This exercise calls for every line of the listing below that contains the word "heading".

• **Entries shown**:
__________________________________________________
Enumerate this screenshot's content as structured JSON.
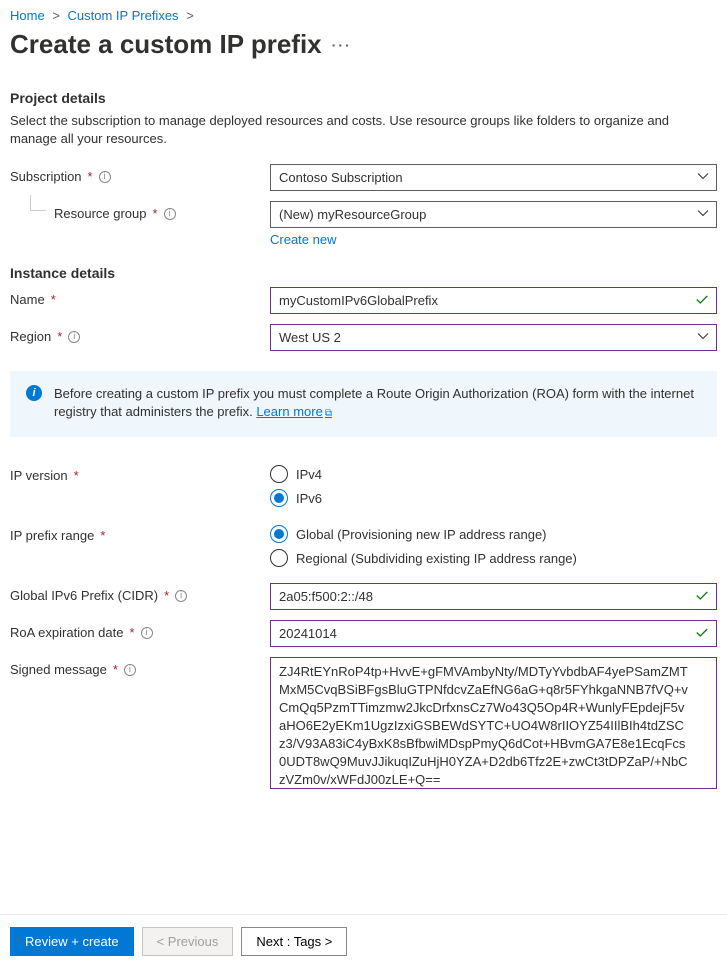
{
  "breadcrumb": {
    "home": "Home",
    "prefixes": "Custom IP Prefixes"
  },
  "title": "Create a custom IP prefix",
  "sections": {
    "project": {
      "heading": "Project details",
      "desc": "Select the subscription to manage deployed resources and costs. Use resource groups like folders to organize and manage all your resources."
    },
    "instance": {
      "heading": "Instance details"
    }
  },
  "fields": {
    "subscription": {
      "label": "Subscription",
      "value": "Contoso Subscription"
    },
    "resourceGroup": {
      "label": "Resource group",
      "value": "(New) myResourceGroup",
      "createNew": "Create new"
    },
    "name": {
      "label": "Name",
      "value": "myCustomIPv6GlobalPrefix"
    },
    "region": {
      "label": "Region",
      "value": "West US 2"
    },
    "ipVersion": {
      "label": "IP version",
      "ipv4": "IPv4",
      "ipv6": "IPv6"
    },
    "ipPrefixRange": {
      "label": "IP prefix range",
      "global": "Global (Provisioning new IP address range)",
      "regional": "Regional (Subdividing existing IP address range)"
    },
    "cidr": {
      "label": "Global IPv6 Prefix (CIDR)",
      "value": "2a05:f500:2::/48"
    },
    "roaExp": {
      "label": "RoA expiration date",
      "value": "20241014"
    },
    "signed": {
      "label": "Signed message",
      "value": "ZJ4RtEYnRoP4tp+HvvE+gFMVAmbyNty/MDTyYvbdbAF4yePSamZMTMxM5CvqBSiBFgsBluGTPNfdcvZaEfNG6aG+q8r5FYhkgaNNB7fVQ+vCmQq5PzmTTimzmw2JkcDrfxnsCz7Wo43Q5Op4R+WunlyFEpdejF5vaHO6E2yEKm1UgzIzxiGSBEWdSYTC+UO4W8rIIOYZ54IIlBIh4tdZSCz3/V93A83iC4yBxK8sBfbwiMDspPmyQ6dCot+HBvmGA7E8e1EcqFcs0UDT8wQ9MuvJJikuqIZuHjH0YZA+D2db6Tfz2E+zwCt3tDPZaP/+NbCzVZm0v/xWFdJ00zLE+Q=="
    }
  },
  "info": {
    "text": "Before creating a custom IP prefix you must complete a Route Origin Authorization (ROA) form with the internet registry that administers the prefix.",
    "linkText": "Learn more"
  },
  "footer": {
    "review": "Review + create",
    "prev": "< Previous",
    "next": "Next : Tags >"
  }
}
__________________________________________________
• **The answer**:
      "heading": "Project details",
      "heading": "Instance details"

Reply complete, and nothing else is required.